For obvious reasons — the team’s current needs; individuals’ early season performance — the idea of moving Dellin Betances and/or Adam Warren into the Yankees rotation is a popular topic of discussion. Those two have been terrific out of the bullpen, they were starters in the minors, and now the rotation is incredibly thin. The Yankees own decision makers often talk about giving young pitchers every chance to be starters before moving them into the bullpen. As a general rule, a good starter is more valuable than a good reliever.
So the conversation makes sense. I don’t necessarily agree with the idea, but I get why its tempting and why it might even work.
Three things that I think about:
1. It’s especially hard for me to buy the Betances argument. I always argued against the idea of moving him to the pen — if he couldn’t throw strikes as a starter, why would he be able to as a reliever? — but the Yankees made the change last season, and the impact has been undeniable. He’d been erratic out of the rotation, and he became consistent out of the bullpen. No one has ever questioned his raw stuff, only his ability to use it reliably, and even Betances acknowledges that the bullpen move has positively affected his ability to throw strikes regularly. He was given year after year to figure it out as a starter — despite scouting reports often suggesting the bullpen might be his eventually landing spot — and now he’s 26 having finally found a way to be an impact pitcher at the big league level. Doesn’t mean he couldn’t carry this consistency back into the rotation, but he’s on pace to throw close to 100 innings out of the bullpen, and those are clearly going to be meaningful innings going forward. I find it hard to be convinced that this bullpen success was seamlessly carry over to the rotation. I agree that it might, but I don’t think it’s worth the risk of knocking Betances off track again. The Yankees took heat for yanking Joba Chamberlain back and forth, now they’re supposed to do the same with Betances?

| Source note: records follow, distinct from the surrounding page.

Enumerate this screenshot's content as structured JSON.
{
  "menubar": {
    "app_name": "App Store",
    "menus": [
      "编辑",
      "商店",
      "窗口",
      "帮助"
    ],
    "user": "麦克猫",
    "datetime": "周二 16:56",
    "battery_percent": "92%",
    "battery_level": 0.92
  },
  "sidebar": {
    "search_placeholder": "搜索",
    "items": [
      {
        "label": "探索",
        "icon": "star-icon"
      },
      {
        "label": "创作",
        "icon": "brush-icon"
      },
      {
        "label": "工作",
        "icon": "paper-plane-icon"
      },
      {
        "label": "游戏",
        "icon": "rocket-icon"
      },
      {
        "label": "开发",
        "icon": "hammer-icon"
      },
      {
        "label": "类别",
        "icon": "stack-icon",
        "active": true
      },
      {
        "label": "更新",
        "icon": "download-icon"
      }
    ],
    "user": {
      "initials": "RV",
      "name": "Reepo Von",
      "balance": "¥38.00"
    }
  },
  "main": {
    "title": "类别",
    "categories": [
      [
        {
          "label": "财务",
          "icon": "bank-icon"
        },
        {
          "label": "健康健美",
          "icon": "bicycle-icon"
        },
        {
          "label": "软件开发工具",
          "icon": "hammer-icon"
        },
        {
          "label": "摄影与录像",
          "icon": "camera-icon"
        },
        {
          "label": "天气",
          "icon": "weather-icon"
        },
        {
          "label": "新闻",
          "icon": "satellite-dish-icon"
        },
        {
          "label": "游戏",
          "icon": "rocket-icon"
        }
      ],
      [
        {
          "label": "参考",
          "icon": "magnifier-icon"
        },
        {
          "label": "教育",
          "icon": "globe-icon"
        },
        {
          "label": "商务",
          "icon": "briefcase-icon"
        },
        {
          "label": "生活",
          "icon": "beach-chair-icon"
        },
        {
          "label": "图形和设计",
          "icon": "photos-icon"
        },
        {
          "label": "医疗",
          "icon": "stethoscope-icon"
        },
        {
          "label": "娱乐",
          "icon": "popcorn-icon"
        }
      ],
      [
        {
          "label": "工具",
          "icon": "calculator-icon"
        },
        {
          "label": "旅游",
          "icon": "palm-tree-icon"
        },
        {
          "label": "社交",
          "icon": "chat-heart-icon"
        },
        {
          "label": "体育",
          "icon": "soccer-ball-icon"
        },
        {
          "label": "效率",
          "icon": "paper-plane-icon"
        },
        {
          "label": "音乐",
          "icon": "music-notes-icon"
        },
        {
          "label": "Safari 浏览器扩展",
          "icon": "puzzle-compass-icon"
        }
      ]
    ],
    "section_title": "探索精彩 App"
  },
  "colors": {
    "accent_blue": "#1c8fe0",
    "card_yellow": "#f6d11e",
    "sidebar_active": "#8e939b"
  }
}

2. Converting Warren makes more sense to me, but only with 20-20 hindsight. Out of spring training, the Yankees bullpen was a massive question mark. No one knew whether Betances was the real deal, whether Dave Robertson could handle the ninth inning, or whether Shawn Kelley could repeat last year’s breakout results. Going with a sort of “take the best and see what works” approach, the Yankees opened with three late-20s minor league starters in their bullpen. As it turned out, the Yankees had rotation injuries so early in the season, that David Phelps and Vidal Nuno were still roughly stretched out enough to step into the rotation without facing extreme pitch limits. Warren was kept in the rotation because, of the three, he’s the one who had most taken advantage of that “see what works” approach. So far, he simply works as a late-inning reliever. No question Warren’s early season results would be more valuable if they were coming as a starter and not a reliever, but did it really make sense for the Yankees to keep Phelps, Nuno and Warren stretched out while their bullpen was overloaded with uncertainty? Getting Warren stretched out again right now would not only require trusting that he can carry this success into the rotation, it would also require losing him for several weeks while he builds innings in the minors.
3. Frustrating as it may be to see potential starters “wasted” in the bullpen, this is quite often the way relievers are made. The Cardinals are often cited as the model franchise these days, and their key late-inning relievers — Rosenthal, Martinez, Siegrist, Maness — are all in their mid-20s and all pitched (and generally pitched very well) as starters in the minor leagues. Look around the American League East, you’ll find the same thing: in Baltimore (Britton, Webb, Matusz); in Toronto (Delabar, Rogers, Cecil); in Tampa Bay (Jake McGee was a Top 50 prospect as a starter); and in Boston (Andrew Miller was the No. 6 overall pick who flamed out as a starter). Performance, need and opportunity all factor into these things. Doesn’t make it wrong to suggest a guy like Betances or Warren could be just as effective (and even more valuable) if he were moved back into the rotation, but I tend to think that situations like that are a pretty common. Every big league roster probably has a guy or two who might be more valuable in another role, but circumstance often sends them in a different direction.
Associated Press photos